Input for this task START
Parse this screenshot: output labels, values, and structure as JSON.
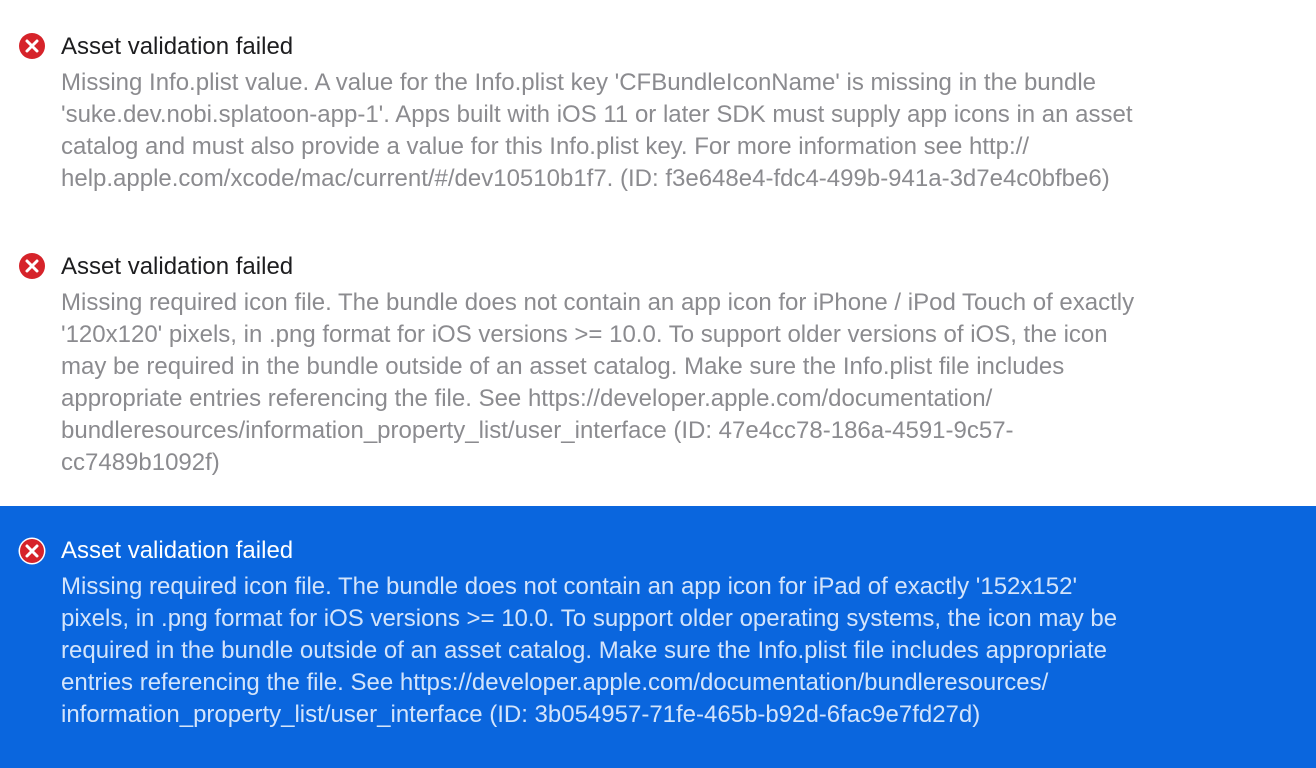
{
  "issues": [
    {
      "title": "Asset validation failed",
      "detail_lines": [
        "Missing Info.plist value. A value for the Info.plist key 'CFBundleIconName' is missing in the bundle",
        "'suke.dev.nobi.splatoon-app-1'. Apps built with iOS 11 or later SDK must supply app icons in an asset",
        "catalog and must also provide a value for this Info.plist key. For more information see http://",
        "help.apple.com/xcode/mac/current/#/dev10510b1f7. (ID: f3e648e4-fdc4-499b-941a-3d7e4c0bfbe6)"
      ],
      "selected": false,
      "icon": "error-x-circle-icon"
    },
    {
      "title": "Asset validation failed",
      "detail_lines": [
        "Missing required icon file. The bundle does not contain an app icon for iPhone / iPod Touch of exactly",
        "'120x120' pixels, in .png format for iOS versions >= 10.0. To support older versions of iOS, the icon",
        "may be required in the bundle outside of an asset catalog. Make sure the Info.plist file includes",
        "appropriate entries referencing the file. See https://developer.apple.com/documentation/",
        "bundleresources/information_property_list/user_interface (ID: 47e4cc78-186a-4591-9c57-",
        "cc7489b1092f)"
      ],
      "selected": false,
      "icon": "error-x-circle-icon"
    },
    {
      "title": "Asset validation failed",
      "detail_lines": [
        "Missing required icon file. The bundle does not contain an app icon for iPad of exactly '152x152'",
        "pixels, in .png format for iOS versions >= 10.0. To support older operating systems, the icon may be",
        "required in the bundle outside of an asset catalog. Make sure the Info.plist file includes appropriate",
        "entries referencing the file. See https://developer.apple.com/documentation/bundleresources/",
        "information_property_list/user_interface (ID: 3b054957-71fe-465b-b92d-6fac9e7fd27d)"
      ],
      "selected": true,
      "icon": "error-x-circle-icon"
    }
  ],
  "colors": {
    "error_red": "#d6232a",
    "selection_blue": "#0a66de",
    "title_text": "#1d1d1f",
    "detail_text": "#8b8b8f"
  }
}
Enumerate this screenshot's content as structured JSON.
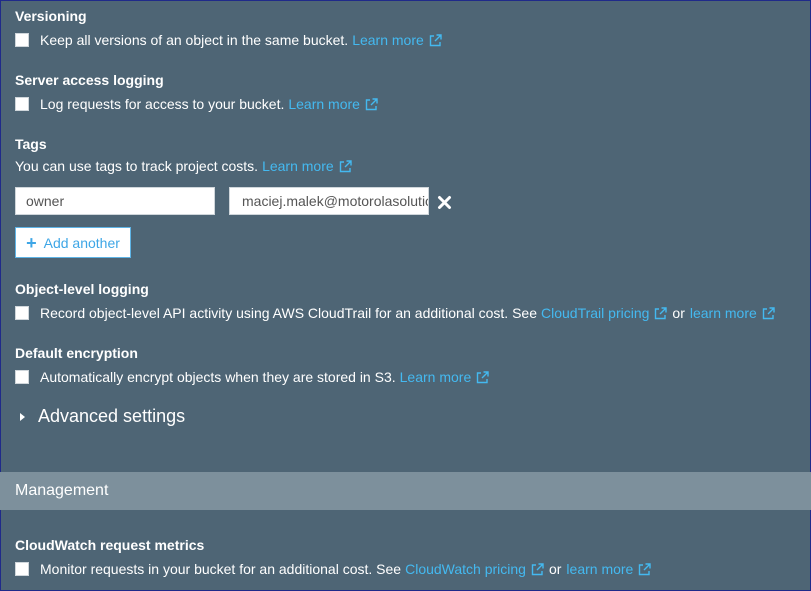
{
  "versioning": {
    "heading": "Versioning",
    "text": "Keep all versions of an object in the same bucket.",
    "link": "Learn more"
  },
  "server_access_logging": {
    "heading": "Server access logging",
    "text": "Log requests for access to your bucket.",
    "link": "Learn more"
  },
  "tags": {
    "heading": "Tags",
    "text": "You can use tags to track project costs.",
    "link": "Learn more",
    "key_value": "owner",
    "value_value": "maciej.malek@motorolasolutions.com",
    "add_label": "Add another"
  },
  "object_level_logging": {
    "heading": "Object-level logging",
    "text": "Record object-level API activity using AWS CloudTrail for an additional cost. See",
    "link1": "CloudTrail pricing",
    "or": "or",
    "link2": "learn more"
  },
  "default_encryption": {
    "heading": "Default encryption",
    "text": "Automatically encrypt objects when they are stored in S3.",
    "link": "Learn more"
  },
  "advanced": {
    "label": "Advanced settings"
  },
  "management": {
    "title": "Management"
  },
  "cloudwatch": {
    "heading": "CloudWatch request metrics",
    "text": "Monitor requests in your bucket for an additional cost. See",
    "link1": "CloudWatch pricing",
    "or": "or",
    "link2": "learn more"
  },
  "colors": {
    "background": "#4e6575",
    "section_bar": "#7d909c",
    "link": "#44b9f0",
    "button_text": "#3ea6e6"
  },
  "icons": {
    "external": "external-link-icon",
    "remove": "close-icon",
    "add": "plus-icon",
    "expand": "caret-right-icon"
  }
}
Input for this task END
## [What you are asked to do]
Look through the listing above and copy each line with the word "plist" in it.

## [Problem solution]
        "Missing Info.plist value. A value for the Info.plist key 'CFBundleIconName' is missing in the bundle",
        "catalog and must also provide a value for this Info.plist key. For more information see http://",
        "may be required in the bundle outside of an asset catalog. Make sure the Info.plist file includes",
        "required in the bundle outside of an asset catalog. Make sure the Info.plist file includes appropriate",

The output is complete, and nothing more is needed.